Ozzy The Brand
He’s so inconic. So human. So unfiltered. We love John Osbourne. Actually no, we love Ozzy, we don’t really know John. And it was the reality TV show which brought him to stardom, according to his wife Sharon in ‘The 9 Lives Of Ozzy Osbourne‘, which is a rather sweet, sad and salty watch.
You see, it’s one thing being a Rock icon, but it’s quite another to cross over to the mainstream – despite Black Sabbath, ‘Blizzard Of Ozz’, Ozzfest, it was only after the reality TV show that he achieved his first No1 single.
Sometimes, that obscures the music. This is a shame because recently Ozzy has produced some stunning Hard Rock albums. For me, the Metallic mid and late 80’s albums are in and out of my pleasure centres like a sour plum, but the last 3 albums, particularly 2020’s ‘Ordinary Man’, are fabulous.
As NME said;
‘But, on ‘Patient Number 9’, he sounds far from the frail man the swirl of headlines might suggest.’
And Now We Have Another Album To Add
Yes, Patient No 9 is a bit of a stunner. And a surprise too. It’s produced by producer extraordinaire Andrew Watt (remember that rafter-shaking Rock minster California Breed? That was him, with Glenn Hughes) and he has allowed so much room for Ozzy’s character to come through, for guests to enjoy themselves, for oddly effective nostalgia to be tried, that it’s almost a masterstroke.
You Said Nostalgia?
I did. And what a surprising choice. Because ‘Immortal’, with a swooping six string solo from Mike McCready’ sounds like it’s continued the riffing from Sabbath’s ‘Never Say Die’ and Tony Iommi’s second solo in ‘No Escape From Now’ could have been plucked from their 1978 ‘Technical Ecstasy’ album, so thick but radio-ready is it.
This kind of nostalgia isn’t what a lot of Black Sabbath and Ozzy fans want, is it? Those 2 mid and late 70’s albums were not and are not lauded, ignored sometimes too, a bit like Ronnie James Dio’s return on 1992’s stunning ‘Dehumanizer’. Or ‘Forbidden’…yeah, let’s draw a veil over that.
I love those two albums; they weren’t Black Sabbath as we expected or were used to, but putting that expectation aside, ‘Rock ‘N’ Roll Doctor’ and ‘Johnny Blade’ a blooming marvellous, aren’t they?
Just me then.
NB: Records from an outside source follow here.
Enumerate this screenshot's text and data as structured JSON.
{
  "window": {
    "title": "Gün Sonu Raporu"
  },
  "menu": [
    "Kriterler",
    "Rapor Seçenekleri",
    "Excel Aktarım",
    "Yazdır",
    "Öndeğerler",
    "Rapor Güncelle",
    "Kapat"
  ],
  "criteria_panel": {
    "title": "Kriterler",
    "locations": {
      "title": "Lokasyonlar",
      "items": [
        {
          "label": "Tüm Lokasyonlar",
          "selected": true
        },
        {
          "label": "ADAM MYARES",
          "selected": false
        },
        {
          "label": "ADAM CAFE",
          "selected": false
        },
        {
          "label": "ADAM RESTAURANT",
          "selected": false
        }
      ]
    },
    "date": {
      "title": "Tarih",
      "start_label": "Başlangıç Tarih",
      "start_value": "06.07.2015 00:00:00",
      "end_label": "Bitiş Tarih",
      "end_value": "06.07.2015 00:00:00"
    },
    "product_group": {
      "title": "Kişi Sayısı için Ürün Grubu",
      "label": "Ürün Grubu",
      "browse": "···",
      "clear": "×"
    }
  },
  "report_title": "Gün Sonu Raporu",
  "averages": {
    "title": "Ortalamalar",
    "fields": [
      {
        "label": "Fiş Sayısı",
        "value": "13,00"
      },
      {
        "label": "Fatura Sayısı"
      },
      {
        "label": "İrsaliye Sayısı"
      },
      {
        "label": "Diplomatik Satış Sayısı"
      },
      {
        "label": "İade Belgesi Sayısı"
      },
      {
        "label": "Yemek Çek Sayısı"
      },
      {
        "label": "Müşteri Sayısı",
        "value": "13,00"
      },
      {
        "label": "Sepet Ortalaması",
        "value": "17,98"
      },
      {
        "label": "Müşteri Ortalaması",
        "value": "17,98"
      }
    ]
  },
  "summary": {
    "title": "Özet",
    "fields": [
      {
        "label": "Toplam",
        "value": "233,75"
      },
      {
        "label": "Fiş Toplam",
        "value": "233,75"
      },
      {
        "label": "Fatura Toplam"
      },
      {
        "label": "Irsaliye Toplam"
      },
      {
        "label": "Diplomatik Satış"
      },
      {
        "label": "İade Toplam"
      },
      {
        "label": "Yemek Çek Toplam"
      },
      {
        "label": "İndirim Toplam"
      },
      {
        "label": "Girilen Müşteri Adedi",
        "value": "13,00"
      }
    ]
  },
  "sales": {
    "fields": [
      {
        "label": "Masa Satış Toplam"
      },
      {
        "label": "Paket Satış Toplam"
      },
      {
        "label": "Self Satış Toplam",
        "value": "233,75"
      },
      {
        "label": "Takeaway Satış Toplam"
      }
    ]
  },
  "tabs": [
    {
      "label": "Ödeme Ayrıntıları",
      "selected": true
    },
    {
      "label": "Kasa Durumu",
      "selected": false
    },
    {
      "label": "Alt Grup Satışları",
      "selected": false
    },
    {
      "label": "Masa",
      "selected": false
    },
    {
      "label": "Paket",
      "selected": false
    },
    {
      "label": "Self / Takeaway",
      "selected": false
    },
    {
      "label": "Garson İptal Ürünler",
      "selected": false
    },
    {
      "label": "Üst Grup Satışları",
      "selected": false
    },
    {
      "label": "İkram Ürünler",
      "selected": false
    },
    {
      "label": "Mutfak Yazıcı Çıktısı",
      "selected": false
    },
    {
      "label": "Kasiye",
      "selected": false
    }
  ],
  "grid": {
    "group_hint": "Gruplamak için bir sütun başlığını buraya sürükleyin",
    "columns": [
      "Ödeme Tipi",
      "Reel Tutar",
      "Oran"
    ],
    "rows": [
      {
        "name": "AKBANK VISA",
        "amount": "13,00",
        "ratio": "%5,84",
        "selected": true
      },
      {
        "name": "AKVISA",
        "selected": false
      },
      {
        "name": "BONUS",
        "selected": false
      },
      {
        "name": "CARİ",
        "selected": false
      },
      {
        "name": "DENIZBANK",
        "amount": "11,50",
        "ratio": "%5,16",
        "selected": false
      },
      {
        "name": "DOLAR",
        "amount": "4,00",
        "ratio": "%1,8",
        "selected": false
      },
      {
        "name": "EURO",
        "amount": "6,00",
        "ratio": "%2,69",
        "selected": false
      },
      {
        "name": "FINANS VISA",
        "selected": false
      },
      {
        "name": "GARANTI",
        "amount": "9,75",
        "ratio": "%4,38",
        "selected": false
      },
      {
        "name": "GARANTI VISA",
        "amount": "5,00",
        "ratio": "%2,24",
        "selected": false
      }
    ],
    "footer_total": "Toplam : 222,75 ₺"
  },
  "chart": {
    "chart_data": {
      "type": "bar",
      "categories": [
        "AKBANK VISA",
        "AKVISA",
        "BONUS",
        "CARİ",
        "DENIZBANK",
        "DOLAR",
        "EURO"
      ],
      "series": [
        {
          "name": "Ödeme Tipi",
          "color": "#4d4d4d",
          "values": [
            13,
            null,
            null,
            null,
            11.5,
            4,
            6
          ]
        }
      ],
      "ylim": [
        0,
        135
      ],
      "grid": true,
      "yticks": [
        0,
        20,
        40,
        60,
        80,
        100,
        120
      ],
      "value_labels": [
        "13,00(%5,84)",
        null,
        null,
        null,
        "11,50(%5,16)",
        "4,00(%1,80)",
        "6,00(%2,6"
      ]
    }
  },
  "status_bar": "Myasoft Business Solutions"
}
But it has an audacity and radio intention which has to be admired.
Talking Of Radio…
That chorus on the title track makes space in your musical sensors and settles onto the sofa, whilst Jeff Beck uncorks a rather ZZ Top-sounding solo, another audacity.
Eric Clapton channels David Gilmour in the noodling, floaty feel to almost Folky ‘One Of Those Days’ and Beck is back, attempting to burn out all 6 strings for ‘A Thousand Shades’.
It’s Still Tough Though
It is, mainly when Mr Z Wylde is present. Zakk adds a groovy riff to a dirty bass on ‘Parasite’, ‘Evil Shuffle’ has an oddly jaunty feel, but so sizeable, it resembles mid 70’s Sabs.
And then ‘Degradation Rules’ mixes both early Sabs with a wailing harmonica and commercial accessibility in the middle. Oh, and a Psyche-tinged, Iommi solo.
Is This The End?
Who knows? Ozzy doesn’t have to tour, he can just work in the studio. He works with people he likes, he has mates in, he wrote the majority of the songs with people he trusts and that works beautifully, which allows him to do things you wouldn’t expect.
That’s what he does here, even after more than 40 years; long may that continue.